Isa 63:1-6 [ESV2011] Who is this who comes from Edom, in crimsoned garments from Bozrah, he who is splendid in his apparel, marching in the greatness of his strength? “It is I, speaking in righteousness, mighty to save.” 2 Why is your apparel red, and your garments like his who treads in the winepress? 3 “I have trodden the winepress alone, and from the peoples no one was with me; I trod them in my anger and trampled them in my wrath; their lifeblood spattered on my garments, and stained all my apparel. 4 For the day of vengeance was in my heart, and my year of redemption had come. 5 I looked, but there was no one to help; I was appalled, but there was no one to uphold; so my own arm brought me salvation, and my wrath upheld me. 6 I trampled down the peoples in my anger; I made them drunk in my wrath, and I poured out their lifeblood on the earth.”

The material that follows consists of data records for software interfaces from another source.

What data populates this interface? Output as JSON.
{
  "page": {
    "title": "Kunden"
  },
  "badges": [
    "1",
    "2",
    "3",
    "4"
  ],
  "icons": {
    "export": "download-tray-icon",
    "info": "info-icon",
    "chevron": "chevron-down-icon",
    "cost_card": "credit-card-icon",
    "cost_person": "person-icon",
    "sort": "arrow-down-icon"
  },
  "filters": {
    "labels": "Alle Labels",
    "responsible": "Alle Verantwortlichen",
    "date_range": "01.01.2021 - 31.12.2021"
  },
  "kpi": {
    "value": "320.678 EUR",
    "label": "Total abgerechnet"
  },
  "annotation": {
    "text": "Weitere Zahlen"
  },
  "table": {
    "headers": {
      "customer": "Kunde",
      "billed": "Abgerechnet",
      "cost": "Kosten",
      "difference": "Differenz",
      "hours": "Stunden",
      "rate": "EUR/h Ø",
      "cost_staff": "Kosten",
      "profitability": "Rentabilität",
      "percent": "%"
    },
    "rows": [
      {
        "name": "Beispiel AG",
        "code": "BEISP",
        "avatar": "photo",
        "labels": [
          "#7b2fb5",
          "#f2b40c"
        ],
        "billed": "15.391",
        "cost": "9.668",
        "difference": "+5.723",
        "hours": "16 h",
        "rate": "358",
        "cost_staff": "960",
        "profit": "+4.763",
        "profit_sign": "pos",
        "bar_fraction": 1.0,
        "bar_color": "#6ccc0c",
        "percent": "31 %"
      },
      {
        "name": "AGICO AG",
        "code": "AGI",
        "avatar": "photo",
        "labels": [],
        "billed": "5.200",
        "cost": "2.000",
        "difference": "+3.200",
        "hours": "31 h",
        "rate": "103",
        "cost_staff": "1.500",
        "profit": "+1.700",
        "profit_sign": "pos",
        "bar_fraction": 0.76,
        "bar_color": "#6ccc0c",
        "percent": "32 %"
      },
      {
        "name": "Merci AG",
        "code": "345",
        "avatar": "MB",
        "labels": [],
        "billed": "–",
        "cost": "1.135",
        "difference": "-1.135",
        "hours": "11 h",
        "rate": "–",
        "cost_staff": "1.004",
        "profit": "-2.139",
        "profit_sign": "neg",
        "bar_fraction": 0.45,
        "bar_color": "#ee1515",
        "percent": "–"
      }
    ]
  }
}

This intriguing passage in Isaiah 63, not only specifically mentions Bozrah as the place of great bloodshed, but also it reveals that this day of carnage is the day of wrath, and of treading the winepress. It is described as the day of vengeance and the year of redemption. With these details we are able to accurately place this passage during the time of the Lord upon the earth when He comes in the days of wrath which begin on the day of the Lord. Which begins the Second Exodus.